The Good News About Bone Health
Education & Research Although 54 million Americans have either osteoporosis or osteopenia—low bone mass—there is still a lot of good news to share about our national approach to bone health.
Regardless of age, there are specific lifestyle factors that can positively influence bone health, resulting not only in stronger bones, but a lower risk of osteoporosis. Another plus: The same habits that strengthen bones, improve overall health.
Specific strategies that support the integrity and strength bones include:
Getting enough calcium and vitamin D
National Osteoporosis Foundation (NOF) guidelines recommend that women 50 and younger consume at least 1,000 mg of calcium per day, while those over 50 need more—1,200 mg per day. Likewise, the NOF recommends 1,000 mg of calcium per day for men 70 and younger, and 1,200 mg per day for men older than 70.
"Making the right lifestyle choices decreases the risk of developing osteoporosis, while medical intervention, combined with bone-healthy living, can decrease the risk of fracture."
Because the body can't absorb calcium without vitamin D—and because vitamin D is associated with other health benefits—vitamin D consumption, though a combination of fortified food or beverages, fatty fish and supplements is necessary.
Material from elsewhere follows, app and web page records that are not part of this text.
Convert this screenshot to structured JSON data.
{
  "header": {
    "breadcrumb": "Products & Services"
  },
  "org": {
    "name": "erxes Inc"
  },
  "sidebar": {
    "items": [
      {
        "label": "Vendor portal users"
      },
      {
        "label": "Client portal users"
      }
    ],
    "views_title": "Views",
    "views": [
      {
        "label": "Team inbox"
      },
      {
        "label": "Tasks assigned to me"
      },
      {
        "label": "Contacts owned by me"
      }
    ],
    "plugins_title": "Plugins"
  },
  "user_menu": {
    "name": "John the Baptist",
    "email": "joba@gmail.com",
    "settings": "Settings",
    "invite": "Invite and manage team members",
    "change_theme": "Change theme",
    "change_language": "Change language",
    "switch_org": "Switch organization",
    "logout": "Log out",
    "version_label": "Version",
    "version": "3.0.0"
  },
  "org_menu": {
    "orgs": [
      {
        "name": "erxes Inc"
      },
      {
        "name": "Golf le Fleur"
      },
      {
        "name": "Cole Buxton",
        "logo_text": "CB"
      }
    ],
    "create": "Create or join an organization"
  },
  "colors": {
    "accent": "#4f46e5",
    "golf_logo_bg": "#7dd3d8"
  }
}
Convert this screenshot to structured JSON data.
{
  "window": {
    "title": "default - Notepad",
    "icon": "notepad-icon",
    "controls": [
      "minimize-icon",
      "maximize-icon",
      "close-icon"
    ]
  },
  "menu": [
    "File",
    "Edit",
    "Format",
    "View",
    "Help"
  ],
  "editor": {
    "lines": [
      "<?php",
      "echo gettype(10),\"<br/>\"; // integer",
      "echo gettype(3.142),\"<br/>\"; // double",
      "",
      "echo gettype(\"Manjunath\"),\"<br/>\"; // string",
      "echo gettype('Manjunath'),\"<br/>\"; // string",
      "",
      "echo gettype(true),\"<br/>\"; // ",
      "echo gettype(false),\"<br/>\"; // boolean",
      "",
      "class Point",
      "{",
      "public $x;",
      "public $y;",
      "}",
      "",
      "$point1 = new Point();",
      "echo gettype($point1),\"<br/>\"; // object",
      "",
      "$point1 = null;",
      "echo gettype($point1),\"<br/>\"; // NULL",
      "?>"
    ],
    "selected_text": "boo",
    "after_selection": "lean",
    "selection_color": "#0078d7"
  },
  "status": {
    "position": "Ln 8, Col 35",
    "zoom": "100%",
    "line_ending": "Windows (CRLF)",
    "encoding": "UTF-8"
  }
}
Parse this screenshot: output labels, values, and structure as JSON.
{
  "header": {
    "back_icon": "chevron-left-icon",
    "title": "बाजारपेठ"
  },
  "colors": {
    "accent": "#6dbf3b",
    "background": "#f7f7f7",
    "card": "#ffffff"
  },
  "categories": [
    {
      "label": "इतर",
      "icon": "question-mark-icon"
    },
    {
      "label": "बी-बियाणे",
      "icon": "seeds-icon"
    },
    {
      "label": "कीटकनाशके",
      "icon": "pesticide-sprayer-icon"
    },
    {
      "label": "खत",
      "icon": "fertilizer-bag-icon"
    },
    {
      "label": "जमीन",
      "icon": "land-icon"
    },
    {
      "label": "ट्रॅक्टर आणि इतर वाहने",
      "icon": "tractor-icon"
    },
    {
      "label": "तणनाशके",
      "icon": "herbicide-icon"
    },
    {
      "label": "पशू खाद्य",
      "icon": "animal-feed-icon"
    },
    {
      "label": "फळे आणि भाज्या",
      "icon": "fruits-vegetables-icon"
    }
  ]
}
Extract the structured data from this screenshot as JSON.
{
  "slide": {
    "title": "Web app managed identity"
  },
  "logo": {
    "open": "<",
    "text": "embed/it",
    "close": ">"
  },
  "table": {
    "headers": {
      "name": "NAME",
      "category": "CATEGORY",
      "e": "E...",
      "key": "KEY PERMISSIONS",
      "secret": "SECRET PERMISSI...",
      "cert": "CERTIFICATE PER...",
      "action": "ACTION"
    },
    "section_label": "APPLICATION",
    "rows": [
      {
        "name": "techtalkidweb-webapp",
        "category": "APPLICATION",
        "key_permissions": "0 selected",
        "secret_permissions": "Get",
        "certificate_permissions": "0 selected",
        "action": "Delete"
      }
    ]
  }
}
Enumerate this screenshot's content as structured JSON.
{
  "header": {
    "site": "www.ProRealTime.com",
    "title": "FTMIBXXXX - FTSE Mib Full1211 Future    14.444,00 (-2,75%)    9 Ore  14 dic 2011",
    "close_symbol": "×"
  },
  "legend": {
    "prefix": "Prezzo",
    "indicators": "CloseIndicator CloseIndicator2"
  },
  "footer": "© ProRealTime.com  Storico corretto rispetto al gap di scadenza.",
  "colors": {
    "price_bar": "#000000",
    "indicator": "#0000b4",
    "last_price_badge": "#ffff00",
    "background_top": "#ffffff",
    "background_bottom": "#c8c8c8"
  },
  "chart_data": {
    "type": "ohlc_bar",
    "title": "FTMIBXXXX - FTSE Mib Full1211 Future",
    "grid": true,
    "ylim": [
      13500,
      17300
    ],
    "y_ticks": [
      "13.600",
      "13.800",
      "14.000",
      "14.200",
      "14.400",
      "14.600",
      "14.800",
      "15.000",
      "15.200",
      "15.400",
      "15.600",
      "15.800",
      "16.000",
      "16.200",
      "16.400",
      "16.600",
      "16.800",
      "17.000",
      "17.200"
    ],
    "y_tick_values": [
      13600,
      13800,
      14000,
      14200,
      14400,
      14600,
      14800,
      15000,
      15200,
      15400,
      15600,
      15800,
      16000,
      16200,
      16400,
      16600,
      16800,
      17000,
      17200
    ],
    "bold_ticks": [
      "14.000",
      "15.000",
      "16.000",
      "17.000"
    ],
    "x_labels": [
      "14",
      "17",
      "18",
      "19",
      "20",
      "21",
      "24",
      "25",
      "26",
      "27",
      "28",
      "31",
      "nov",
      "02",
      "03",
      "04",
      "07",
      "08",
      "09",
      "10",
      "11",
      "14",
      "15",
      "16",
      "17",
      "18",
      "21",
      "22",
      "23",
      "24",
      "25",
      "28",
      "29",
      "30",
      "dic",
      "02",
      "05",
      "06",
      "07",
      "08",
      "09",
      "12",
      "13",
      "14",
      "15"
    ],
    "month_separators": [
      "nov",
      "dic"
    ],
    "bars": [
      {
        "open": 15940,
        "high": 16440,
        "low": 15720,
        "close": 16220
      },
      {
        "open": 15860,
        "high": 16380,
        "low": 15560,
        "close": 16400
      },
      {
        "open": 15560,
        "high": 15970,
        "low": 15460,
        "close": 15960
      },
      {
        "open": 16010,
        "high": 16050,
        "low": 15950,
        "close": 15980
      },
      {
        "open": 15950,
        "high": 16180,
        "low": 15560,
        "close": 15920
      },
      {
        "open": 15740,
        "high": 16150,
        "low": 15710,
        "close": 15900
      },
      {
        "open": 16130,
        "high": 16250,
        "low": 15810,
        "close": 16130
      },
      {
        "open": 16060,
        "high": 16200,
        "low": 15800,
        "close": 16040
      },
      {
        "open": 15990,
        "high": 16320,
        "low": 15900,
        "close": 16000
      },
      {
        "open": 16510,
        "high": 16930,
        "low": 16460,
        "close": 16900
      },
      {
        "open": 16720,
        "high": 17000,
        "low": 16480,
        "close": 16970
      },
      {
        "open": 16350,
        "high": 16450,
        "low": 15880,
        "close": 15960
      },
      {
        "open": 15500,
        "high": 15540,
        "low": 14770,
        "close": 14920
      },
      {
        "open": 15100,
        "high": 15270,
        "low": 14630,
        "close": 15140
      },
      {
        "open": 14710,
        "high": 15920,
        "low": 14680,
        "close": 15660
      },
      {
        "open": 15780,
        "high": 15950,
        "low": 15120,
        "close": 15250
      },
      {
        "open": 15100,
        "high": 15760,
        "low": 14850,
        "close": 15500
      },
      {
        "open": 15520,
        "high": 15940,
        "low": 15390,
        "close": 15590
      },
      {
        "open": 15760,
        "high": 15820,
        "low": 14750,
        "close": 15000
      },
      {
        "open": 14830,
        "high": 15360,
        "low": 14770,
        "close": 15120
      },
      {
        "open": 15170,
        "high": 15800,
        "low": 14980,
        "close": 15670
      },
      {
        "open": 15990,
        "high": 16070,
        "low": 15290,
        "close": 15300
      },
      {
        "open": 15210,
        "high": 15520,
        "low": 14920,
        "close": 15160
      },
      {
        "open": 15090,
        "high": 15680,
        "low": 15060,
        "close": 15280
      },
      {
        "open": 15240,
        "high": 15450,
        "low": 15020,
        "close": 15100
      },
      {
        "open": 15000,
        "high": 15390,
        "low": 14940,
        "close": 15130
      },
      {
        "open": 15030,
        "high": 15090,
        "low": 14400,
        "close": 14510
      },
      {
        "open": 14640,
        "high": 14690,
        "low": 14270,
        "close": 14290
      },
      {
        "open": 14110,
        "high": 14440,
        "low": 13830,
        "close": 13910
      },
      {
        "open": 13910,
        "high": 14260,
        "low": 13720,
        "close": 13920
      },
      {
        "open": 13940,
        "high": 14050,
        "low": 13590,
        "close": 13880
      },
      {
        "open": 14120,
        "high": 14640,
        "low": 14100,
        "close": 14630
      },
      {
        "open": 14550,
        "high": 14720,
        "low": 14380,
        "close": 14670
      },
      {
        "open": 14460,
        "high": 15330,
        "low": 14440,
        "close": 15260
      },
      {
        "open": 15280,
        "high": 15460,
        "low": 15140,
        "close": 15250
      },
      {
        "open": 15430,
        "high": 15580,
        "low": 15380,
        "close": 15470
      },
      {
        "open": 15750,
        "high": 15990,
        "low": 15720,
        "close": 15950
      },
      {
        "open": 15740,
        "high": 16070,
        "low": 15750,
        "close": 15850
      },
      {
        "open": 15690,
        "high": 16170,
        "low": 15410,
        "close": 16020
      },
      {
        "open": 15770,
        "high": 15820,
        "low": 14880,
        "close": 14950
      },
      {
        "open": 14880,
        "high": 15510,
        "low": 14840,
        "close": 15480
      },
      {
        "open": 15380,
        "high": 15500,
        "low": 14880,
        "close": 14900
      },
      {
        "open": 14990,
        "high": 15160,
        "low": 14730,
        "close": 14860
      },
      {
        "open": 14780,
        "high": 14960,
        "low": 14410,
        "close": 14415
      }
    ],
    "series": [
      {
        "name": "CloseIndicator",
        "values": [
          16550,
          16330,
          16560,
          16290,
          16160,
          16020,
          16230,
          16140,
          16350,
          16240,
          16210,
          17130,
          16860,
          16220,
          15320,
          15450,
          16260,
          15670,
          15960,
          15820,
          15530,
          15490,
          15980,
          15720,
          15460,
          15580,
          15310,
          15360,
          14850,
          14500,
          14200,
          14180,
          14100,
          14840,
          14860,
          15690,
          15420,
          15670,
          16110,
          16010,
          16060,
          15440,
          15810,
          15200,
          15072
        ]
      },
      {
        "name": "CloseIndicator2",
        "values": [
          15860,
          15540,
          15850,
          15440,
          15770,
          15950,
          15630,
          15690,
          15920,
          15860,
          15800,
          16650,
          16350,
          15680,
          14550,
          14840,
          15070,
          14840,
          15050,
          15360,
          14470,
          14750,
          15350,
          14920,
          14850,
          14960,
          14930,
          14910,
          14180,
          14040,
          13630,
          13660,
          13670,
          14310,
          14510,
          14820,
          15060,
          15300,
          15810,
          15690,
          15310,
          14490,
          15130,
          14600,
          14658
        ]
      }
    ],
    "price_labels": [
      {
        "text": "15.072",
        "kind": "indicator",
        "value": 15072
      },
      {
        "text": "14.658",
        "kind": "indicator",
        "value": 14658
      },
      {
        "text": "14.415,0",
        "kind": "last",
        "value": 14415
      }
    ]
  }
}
The NOF recommends that men and women 50 and under consume between 400 IU and 800 IU of vitamin D per day. Over age 50, everyone needs at least 800 IU to 1,200 IU of vitamin D daily. It should be noted that the body makes vitamin D in response to sun exposure.
Nutrition also plays an important role in bone health, just as it does in overall health. Bone-healthy foods include low-fat milk and yogurt, cheese and certain green vegetables, such as kale and spinach. As for vitamin D, fatty fish and fortified foods are good sources, however, supplements are recommended as a way to bridge the gap between consumption and guidelines, for both calcium and vitamin D.
Exercise, specifically, weight-bearing and muscle-building exercise is good for bone health. That covers a lot of territory, including dancing, brisk walking, weightlifting, playing tennis, working out on cardio machines and lots of other areas. Another plus: The benefits of exercise are full-body and extend beyond bone health.
For those who already have osteoporosis, lifestyle factors are a critical part of staying as healthy as possible, while also decreasing the risk of fracture. In fact, combining medical interventions with healthy lifestyle habits is the best way to maximize bone health. Depending on a patient’s profile, a physician will prescribe a medication from one of the following categories: calcitonin, hormone therapy, bisphosphonates or selective estrogen receptor modulators (SERMs).
The takeaway: Making the right lifestyle choices decreases the risk of developing osteoporosis, while medical intervention, combined with bone-healthy living, can decrease the risk of fracture. Plus, what’s good for your bones is good for your overall health—and that’s good news.